══ SOURCE DATA
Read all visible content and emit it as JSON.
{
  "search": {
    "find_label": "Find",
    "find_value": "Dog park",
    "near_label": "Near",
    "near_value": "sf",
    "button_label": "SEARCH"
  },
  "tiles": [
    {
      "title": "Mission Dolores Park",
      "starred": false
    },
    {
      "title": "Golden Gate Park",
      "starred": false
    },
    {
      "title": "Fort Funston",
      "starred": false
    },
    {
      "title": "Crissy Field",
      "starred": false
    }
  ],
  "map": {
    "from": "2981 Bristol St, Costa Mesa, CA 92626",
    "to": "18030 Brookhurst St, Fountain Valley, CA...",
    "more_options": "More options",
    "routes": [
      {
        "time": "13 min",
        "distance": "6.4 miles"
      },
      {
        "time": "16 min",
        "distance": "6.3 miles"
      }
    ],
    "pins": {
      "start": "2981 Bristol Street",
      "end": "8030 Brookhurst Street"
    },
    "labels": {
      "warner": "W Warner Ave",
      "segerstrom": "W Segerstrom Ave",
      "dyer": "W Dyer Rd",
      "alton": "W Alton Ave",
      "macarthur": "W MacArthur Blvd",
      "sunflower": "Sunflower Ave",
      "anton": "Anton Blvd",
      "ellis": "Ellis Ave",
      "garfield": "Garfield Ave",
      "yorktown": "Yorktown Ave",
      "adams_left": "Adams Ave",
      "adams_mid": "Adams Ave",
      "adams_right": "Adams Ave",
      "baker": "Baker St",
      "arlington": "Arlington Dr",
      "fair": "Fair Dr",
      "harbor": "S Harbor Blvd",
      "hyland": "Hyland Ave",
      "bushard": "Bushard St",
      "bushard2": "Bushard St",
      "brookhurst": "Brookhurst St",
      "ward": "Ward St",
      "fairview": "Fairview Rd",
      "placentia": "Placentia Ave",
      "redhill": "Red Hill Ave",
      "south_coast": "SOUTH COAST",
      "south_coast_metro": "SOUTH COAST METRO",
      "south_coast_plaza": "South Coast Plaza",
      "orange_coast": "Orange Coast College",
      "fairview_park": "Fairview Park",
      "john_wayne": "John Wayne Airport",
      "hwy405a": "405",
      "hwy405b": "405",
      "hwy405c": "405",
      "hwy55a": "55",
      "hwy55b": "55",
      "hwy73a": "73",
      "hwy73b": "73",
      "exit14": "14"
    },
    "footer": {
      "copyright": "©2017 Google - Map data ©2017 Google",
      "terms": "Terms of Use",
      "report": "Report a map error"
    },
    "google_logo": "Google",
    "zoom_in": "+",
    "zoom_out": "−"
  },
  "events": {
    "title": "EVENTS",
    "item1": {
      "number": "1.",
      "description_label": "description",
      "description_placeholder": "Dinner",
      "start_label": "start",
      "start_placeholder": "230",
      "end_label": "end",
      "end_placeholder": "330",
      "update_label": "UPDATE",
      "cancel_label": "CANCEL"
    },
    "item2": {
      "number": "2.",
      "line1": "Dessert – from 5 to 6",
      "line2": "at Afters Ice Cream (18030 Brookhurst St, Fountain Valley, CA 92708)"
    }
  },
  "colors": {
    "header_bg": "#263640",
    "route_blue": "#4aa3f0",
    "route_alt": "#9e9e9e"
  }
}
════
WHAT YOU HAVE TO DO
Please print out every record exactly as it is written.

TASK RESPONSE
Read all visible content and emit it as JSON.
{
  "search": {
    "find_label": "Find",
    "find_value": "Dog park",
    "near_label": "Near",
    "near_value": "sf",
    "button_label": "SEARCH"
  },
  "tiles": [
    {
      "title": "Mission Dolores Park",
      "starred": false
    },
    {
      "title": "Golden Gate Park",
      "starred": false
    },
    {
      "title": "Fort Funston",
      "starred": false
    },
    {
      "title": "Crissy Field",
      "starred": false
    }
  ],
  "map": {
    "from": "2981 Bristol St, Costa Mesa, CA 92626",
    "to": "18030 Brookhurst St, Fountain Valley, CA...",
    "more_options": "More options",
    "routes": [
      {
        "time": "13 min",
        "distance": "6.4 miles"
      },
      {
        "time": "16 min",
        "distance": "6.3 miles"
      }
    ],
    "pins": {
      "start": "2981 Bristol Street",
      "end": "8030 Brookhurst Street"
    },
    "labels": {
      "warner": "W Warner Ave",
      "segerstrom": "W Segerstrom Ave",
      "dyer": "W Dyer Rd",
      "alton": "W Alton Ave",
      "macarthur": "W MacArthur Blvd",
      "sunflower": "Sunflower Ave",
      "anton": "Anton Blvd",
      "ellis": "Ellis Ave",
      "garfield": "Garfield Ave",
      "yorktown": "Yorktown Ave",
      "adams_left": "Adams Ave",
      "adams_mid": "Adams Ave",
      "adams_right": "Adams Ave",
      "baker": "Baker St",
      "arlington": "Arlington Dr",
      "fair": "Fair Dr",
      "harbor": "S Harbor Blvd",
      "hyland": "Hyland Ave",
      "bushard": "Bushard St",
      "bushard2": "Bushard St",
      "brookhurst": "Brookhurst St",
      "ward": "Ward St",
      "fairview": "Fairview Rd",
      "placentia": "Placentia Ave",
      "redhill": "Red Hill Ave",
      "south_coast": "SOUTH COAST",
      "south_coast_metro": "SOUTH COAST METRO",
      "south_coast_plaza": "South Coast Plaza",
      "orange_coast": "Orange Coast College",
      "fairview_park": "Fairview Park",
      "john_wayne": "John Wayne Airport",
      "hwy405a": "405",
      "hwy405b": "405",
      "hwy405c": "405",
      "hwy55a": "55",
      "hwy55b": "55",
      "hwy73a": "73",
      "hwy73b": "73",
      "exit14": "14"
    },
    "footer": {
      "copyright": "©2017 Google - Map data ©2017 Google",
      "terms": "Terms of Use",
      "report": "Report a map error"
    },
    "google_logo": "Google",
    "zoom_in": "+",
    "zoom_out": "−"
  },
  "events": {
    "title": "EVENTS",
    "item1": {
      "number": "1.",
      "description_label": "description",
      "description_placeholder": "Dinner",
      "start_label": "start",
      "start_placeholder": "230",
      "end_label": "end",
      "end_placeholder": "330",
      "update_label": "UPDATE",
      "cancel_label": "CANCEL"
    },
    "item2": {
      "number": "2.",
      "line1": "Dessert – from 5 to 6",
      "line2": "at Afters Ice Cream (18030 Brookhurst St, Fountain Valley, CA 92708)"
    }
  },
  "colors": {
    "header_bg": "#263640",
    "route_blue": "#4aa3f0",
    "route_alt": "#9e9e9e"
  }
}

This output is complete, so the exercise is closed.